The first time I threw my back out, I was fourteen. I was never the athletic specimen in high school that I am now. Then I was a bit heavier and a lot more whiny. I didn’t like exercising because it was hard. But my alma mater requires two trimesters of sports every year, and I liked playing lacrosse, if not for the thrill of the game, then for the kilt I got to wear.
That day at lacrosse practice we were running suicides. Everyone knows what suicides are. The joke writes itself, really.
As I was “sprinting,” I bent down to touch the line. Suddenly, an incomprehensible pain shot through my back, leaving me hunched. I started crying almost immediately. I had never felt pain like that before? Was I dying? I was probably dying. Did I break my spine? Indubitably. Holy shit, I was paralyzed, but only on the right side of my back!
“Whitney, keep running!” My coach yelled at me, aggravated that I was standing there crying like a little baby.
“My back hurts!” Even yelling hurt.
“Keep RUNNING!” She bellowed. So I did as I was told, but I ran like the hunchback of Notre Dame. I was perpetually reaching for my right foot, my left shoulder arched higher. I was barely jogging, and I was crying so hard I couldn’t see.
At the end of practice, I hobbled to the trainer. He told me I had a back spasm, and one of the worst he had ever seen. He iced my back, and for the next week or so, I was incapacitated.
From then on, every few months (or, honestly, whenever sports season started again), I would throw my back out. I quit lacrosse. In field hockey (know how I know I’m gay-ish?), I almost always threw out my back during pre-season.
Runing had always been excruciating. I thought everyone ran with back pain, and I was just too much of a whiny idiot to overcome the pain.
Turns out, I was wrong. The summer before my senior year in high school, I went to a physical therapist. There, after an amazing massage, I learned that my sacroiliac joint in my right hip locks up randomly, causing the muscles on the right side of my back to be underdeveloped. When it locks up, I throw my back out and suffer the spasms for a week or more until it relents.
I was given a bunch of exercises to do, which I only did when I threw it out. Because I was lazy.
I threw my back out my freshman year of college, trying to raise my bed by myself. I was out for a week. I threw it out the summer after sophomore year of college when I, and this is especially embarrassing, sat down on a couch. I threw it out Junior year in college when… I don’t remember. I threw it out last January doing dead-lifts with 30 lbs in my house.
And I threw it out on my drive home.
I had Atreyu on leash. A backpack on my back. His kennel in one hand. His bag of everything else in my other hand. I thought I’d be fine, because I LOVE exercising now (because I’m a freak of nature) and it wasn’t more than a four hundred yard walk from my hotel room to the car. I set the bags down, opened the trunk, and reached down for the bag of Atreyu’s stuff.

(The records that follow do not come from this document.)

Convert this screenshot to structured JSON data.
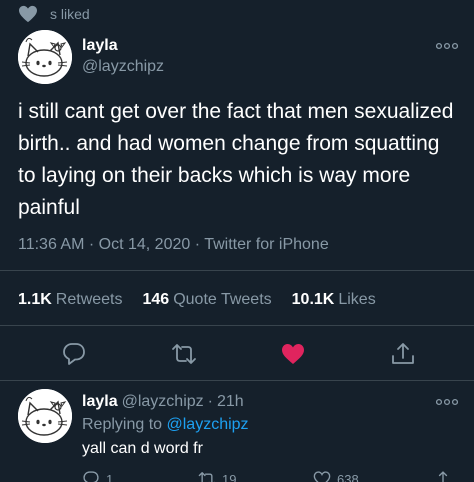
{
  "liked_by": "s liked",
  "tweet": {
    "name": "layla",
    "handle": "@layzchipz",
    "text": "i still cant get over the fact that men sexualized birth.. and had women change from squatting to laying on their backs which is way more painful",
    "time": "11:36 AM",
    "date": "Oct 14, 2020",
    "source": "Twitter for iPhone",
    "retweets_count": "1.1K",
    "retweets_label": "Retweets",
    "quote_count": "146",
    "quote_label": "Quote Tweets",
    "likes_count": "10.1K",
    "likes_label": "Likes"
  },
  "reply": {
    "name": "layla",
    "handle": "@layzchipz",
    "age": "21h",
    "replying_label": "Replying to",
    "replying_to": "@layzchipz",
    "text": "yall can d word fr",
    "reply_count": "1",
    "retweet_count": "19",
    "like_count": "638"
  },
  "colors": {
    "background": "#15202b",
    "secondary_text": "#8899a6",
    "like": "#e0245e",
    "link": "#1da1f2",
    "divider": "#38444d"
  },
  "icons": [
    "heart-icon",
    "more-icon",
    "reply-icon",
    "retweet-icon",
    "like-icon",
    "share-icon"
  ]
}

And, holy shit, I thought I was going to die. I started moaning in the parking lot, and winced with each Quasimodo step I took. It took five minutes to load my car. It took five minutes to walk into the gas station and get Aleve.
The attendant in the station asked if I threw my back out while pumping gas.
“Worse.” I said. “While loading my car.” He smiled sympathetically, and I limped away.
Who needs 12 Days of Whitsmas? Not this girl. This girl needs a back massage and a chauffeur.